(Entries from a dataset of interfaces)
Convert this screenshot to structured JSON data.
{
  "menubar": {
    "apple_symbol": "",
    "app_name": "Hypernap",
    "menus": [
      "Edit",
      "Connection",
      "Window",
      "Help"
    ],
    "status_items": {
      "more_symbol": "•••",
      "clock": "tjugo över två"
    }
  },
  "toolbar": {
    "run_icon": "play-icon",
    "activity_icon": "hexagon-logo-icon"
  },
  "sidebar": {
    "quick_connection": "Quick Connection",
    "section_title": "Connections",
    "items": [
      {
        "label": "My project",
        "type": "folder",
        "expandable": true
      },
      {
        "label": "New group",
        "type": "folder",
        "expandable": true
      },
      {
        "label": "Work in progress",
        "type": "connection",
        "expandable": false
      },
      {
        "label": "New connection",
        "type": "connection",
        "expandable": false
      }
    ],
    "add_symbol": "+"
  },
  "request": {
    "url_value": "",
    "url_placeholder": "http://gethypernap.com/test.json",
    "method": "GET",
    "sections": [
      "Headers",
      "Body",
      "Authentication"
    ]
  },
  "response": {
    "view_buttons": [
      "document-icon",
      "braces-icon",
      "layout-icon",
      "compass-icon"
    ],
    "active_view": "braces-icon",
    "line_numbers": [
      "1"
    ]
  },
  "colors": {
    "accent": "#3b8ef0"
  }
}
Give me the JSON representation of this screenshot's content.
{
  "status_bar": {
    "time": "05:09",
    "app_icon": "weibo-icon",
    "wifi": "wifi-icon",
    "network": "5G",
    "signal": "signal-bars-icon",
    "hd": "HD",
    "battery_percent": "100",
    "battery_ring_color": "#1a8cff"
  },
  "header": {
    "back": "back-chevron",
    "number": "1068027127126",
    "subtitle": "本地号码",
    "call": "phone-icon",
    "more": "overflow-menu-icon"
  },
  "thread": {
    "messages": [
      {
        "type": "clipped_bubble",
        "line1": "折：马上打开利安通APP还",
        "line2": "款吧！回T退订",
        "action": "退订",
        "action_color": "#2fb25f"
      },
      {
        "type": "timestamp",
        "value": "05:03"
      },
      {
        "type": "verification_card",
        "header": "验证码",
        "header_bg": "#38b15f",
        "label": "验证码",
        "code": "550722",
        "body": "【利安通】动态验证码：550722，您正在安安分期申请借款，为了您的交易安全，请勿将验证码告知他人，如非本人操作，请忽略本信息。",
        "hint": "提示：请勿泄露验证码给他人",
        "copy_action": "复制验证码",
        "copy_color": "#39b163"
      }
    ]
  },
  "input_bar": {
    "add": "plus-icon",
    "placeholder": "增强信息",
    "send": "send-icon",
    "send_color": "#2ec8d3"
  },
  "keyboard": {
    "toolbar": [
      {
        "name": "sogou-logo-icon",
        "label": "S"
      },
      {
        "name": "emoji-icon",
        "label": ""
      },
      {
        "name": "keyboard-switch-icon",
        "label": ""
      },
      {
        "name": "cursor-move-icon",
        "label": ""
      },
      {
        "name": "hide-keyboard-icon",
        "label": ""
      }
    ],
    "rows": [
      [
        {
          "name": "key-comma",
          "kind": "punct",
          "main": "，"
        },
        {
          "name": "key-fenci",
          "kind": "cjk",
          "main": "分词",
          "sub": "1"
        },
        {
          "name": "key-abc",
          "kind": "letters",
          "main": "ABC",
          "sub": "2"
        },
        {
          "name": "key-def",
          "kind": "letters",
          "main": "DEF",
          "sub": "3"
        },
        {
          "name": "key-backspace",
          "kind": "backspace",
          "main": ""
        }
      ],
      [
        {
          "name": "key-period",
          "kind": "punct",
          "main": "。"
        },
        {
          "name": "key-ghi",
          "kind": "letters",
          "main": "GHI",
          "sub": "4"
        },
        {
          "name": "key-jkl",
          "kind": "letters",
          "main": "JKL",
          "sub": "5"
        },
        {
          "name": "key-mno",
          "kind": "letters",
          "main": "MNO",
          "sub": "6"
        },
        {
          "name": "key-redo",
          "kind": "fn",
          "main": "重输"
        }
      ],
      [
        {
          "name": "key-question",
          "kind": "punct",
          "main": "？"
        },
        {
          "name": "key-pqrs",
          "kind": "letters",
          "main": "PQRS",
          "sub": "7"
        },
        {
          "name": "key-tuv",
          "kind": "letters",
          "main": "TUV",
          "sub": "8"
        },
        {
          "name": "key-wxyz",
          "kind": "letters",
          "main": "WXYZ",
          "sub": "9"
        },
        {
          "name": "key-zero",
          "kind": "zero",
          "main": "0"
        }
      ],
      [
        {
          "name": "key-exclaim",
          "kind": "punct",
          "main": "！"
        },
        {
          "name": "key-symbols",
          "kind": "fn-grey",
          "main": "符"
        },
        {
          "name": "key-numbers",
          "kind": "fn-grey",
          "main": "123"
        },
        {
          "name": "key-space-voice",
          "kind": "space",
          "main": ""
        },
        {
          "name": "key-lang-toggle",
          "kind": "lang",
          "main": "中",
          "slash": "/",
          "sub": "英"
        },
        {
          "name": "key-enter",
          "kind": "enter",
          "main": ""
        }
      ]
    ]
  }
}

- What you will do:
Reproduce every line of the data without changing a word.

- Your solution:
Convert this screenshot to structured JSON data.
{
  "menubar": {
    "apple_symbol": "",
    "app_name": "Hypernap",
    "menus": [
      "Edit",
      "Connection",
      "Window",
      "Help"
    ],
    "status_items": {
      "more_symbol": "•••",
      "clock": "tjugo över två"
    }
  },
  "toolbar": {
    "run_icon": "play-icon",
    "activity_icon": "hexagon-logo-icon"
  },
  "sidebar": {
    "quick_connection": "Quick Connection",
    "section_title": "Connections",
    "items": [
      {
        "label": "My project",
        "type": "folder",
        "expandable": true
      },
      {
        "label": "New group",
        "type": "folder",
        "expandable": true
      },
      {
        "label": "Work in progress",
        "type": "connection",
        "expandable": false
      },
      {
        "label": "New connection",
        "type": "connection",
        "expandable": false
      }
    ],
    "add_symbol": "+"
  },
  "request": {
    "url_value": "",
    "url_placeholder": "http://gethypernap.com/test.json",
    "method": "GET",
    "sections": [
      "Headers",
      "Body",
      "Authentication"
    ]
  },
  "response": {
    "view_buttons": [
      "document-icon",
      "braces-icon",
      "layout-icon",
      "compass-icon"
    ],
    "active_view": "braces-icon",
    "line_numbers": [
      "1"
    ]
  },
  "colors": {
    "accent": "#3b8ef0"
  }
}
Give me the JSON representation of this screenshot's content.
{
  "status_bar": {
    "time": "05:09",
    "app_icon": "weibo-icon",
    "wifi": "wifi-icon",
    "network": "5G",
    "signal": "signal-bars-icon",
    "hd": "HD",
    "battery_percent": "100",
    "battery_ring_color": "#1a8cff"
  },
  "header": {
    "back": "back-chevron",
    "number": "1068027127126",
    "subtitle": "本地号码",
    "call": "phone-icon",
    "more": "overflow-menu-icon"
  },
  "thread": {
    "messages": [
      {
        "type": "clipped_bubble",
        "line1": "折：马上打开利安通APP还",
        "line2": "款吧！回T退订",
        "action": "退订",
        "action_color": "#2fb25f"
      },
      {
        "type": "timestamp",
        "value": "05:03"
      },
      {
        "type": "verification_card",
        "header": "验证码",
        "header_bg": "#38b15f",
        "label": "验证码",
        "code": "550722",
        "body": "【利安通】动态验证码：550722，您正在安安分期申请借款，为了您的交易安全，请勿将验证码告知他人，如非本人操作，请忽略本信息。",
        "hint": "提示：请勿泄露验证码给他人",
        "copy_action": "复制验证码",
        "copy_color": "#39b163"
      }
    ]
  },
  "input_bar": {
    "add": "plus-icon",
    "placeholder": "增强信息",
    "send": "send-icon",
    "send_color": "#2ec8d3"
  },
  "keyboard": {
    "toolbar": [
      {
        "name": "sogou-logo-icon",
        "label": "S"
      },
      {
        "name": "emoji-icon",
        "label": ""
      },
      {
        "name": "keyboard-switch-icon",
        "label": ""
      },
      {
        "name": "cursor-move-icon",
        "label": ""
      },
      {
        "name": "hide-keyboard-icon",
        "label": ""
      }
    ],
    "rows": [
      [
        {
          "name": "key-comma",
          "kind": "punct",
          "main": "，"
        },
        {
          "name": "key-fenci",
          "kind": "cjk",
          "main": "分词",
          "sub": "1"
        },
        {
          "name": "key-abc",
          "kind": "letters",
          "main": "ABC",
          "sub": "2"
        },
        {
          "name": "key-def",
          "kind": "letters",
          "main": "DEF",
          "sub": "3"
        },
        {
          "name": "key-backspace",
          "kind": "backspace",
          "main": ""
        }
      ],
      [
        {
          "name": "key-period",
          "kind": "punct",
          "main": "。"
        },
        {
          "name": "key-ghi",
          "kind": "letters",
          "main": "GHI",
          "sub": "4"
        },
        {
          "name": "key-jkl",
          "kind": "letters",
          "main": "JKL",
          "sub": "5"
        },
        {
          "name": "key-mno",
          "kind": "letters",
          "main": "MNO",
          "sub": "6"
        },
        {
          "name": "key-redo",
          "kind": "fn",
          "main": "重输"
        }
      ],
      [
        {
          "name": "key-question",
          "kind": "punct",
          "main": "？"
        },
        {
          "name": "key-pqrs",
          "kind": "letters",
          "main": "PQRS",
          "sub": "7"
        },
        {
          "name": "key-tuv",
          "kind": "letters",
          "main": "TUV",
          "sub": "8"
        },
        {
          "name": "key-wxyz",
          "kind": "letters",
          "main": "WXYZ",
          "sub": "9"
        },
        {
          "name": "key-zero",
          "kind": "zero",
          "main": "0"
        }
      ],
      [
        {
          "name": "key-exclaim",
          "kind": "punct",
          "main": "！"
        },
        {
          "name": "key-symbols",
          "kind": "fn-grey",
          "main": "符"
        },
        {
          "name": "key-numbers",
          "kind": "fn-grey",
          "main": "123"
        },
        {
          "name": "key-space-voice",
          "kind": "space",
          "main": ""
        },
        {
          "name": "key-lang-toggle",
          "kind": "lang",
          "main": "中",
          "slash": "/",
          "sub": "英"
        },
        {
          "name": "key-enter",
          "kind": "enter",
          "main": ""
        }
      ]
    ]
  }
}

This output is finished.